**Task prompt**.
Restate the records so that not a single word differs.

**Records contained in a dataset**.
++++++++

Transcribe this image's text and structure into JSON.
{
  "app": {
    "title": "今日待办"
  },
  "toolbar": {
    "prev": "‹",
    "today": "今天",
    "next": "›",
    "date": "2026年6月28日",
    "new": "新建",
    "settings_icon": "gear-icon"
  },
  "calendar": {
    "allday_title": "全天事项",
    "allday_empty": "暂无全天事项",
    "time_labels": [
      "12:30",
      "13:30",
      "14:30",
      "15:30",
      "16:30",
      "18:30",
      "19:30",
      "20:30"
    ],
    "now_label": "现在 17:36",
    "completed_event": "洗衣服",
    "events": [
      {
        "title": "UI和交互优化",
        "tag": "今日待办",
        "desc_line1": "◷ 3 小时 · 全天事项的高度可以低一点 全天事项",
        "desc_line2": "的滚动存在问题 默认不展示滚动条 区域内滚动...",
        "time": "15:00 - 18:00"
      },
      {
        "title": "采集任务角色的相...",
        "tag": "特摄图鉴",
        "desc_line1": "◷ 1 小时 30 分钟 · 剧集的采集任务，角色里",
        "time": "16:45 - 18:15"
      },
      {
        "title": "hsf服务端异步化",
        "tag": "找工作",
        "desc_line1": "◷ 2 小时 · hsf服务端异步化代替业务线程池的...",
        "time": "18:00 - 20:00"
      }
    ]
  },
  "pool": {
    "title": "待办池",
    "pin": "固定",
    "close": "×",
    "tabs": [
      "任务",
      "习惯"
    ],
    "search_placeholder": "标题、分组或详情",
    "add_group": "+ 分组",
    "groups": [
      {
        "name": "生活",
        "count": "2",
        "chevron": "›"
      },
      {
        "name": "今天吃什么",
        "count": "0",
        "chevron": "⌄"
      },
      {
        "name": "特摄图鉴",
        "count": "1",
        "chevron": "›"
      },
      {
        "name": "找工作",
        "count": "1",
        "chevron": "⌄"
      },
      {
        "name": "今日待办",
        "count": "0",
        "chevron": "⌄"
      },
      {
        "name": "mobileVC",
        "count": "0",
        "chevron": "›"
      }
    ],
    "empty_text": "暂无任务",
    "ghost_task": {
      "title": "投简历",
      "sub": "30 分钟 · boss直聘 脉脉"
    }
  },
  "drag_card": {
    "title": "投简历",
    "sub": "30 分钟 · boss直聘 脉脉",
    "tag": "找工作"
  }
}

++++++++

**Written answer**.
Transcribe this image's text and structure into JSON.
{
  "app": {
    "title": "今日待办"
  },
  "toolbar": {
    "prev": "‹",
    "today": "今天",
    "next": "›",
    "date": "2026年6月28日",
    "new": "新建",
    "settings_icon": "gear-icon"
  },
  "calendar": {
    "allday_title": "全天事项",
    "allday_empty": "暂无全天事项",
    "time_labels": [
      "12:30",
      "13:30",
      "14:30",
      "15:30",
      "16:30",
      "18:30",
      "19:30",
      "20:30"
    ],
    "now_label": "现在 17:36",
    "completed_event": "洗衣服",
    "events": [
      {
        "title": "UI和交互优化",
        "tag": "今日待办",
        "desc_line1": "◷ 3 小时 · 全天事项的高度可以低一点 全天事项",
        "desc_line2": "的滚动存在问题 默认不展示滚动条 区域内滚动...",
        "time": "15:00 - 18:00"
      },
      {
        "title": "采集任务角色的相...",
        "tag": "特摄图鉴",
        "desc_line1": "◷ 1 小时 30 分钟 · 剧集的采集任务，角色里",
        "time": "16:45 - 18:15"
      },
      {
        "title": "hsf服务端异步化",
        "tag": "找工作",
        "desc_line1": "◷ 2 小时 · hsf服务端异步化代替业务线程池的...",
        "time": "18:00 - 20:00"
      }
    ]
  },
  "pool": {
    "title": "待办池",
    "pin": "固定",
    "close": "×",
    "tabs": [
      "任务",
      "习惯"
    ],
    "search_placeholder": "标题、分组或详情",
    "add_group": "+ 分组",
    "groups": [
      {
        "name": "生活",
        "count": "2",
        "chevron": "›"
      },
      {
        "name": "今天吃什么",
        "count": "0",
        "chevron": "⌄"
      },
      {
        "name": "特摄图鉴",
        "count": "1",
        "chevron": "›"
      },
      {
        "name": "找工作",
        "count": "1",
        "chevron": "⌄"
      },
      {
        "name": "今日待办",
        "count": "0",
        "chevron": "⌄"
      },
      {
        "name": "mobileVC",
        "count": "0",
        "chevron": "›"
      }
    ],
    "empty_text": "暂无任务",
    "ghost_task": {
      "title": "投简历",
      "sub": "30 分钟 · boss直聘 脉脉"
    }
  },
  "drag_card": {
    "title": "投简历",
    "sub": "30 分钟 · boss直聘 脉脉",
    "tag": "找工作"
  }
}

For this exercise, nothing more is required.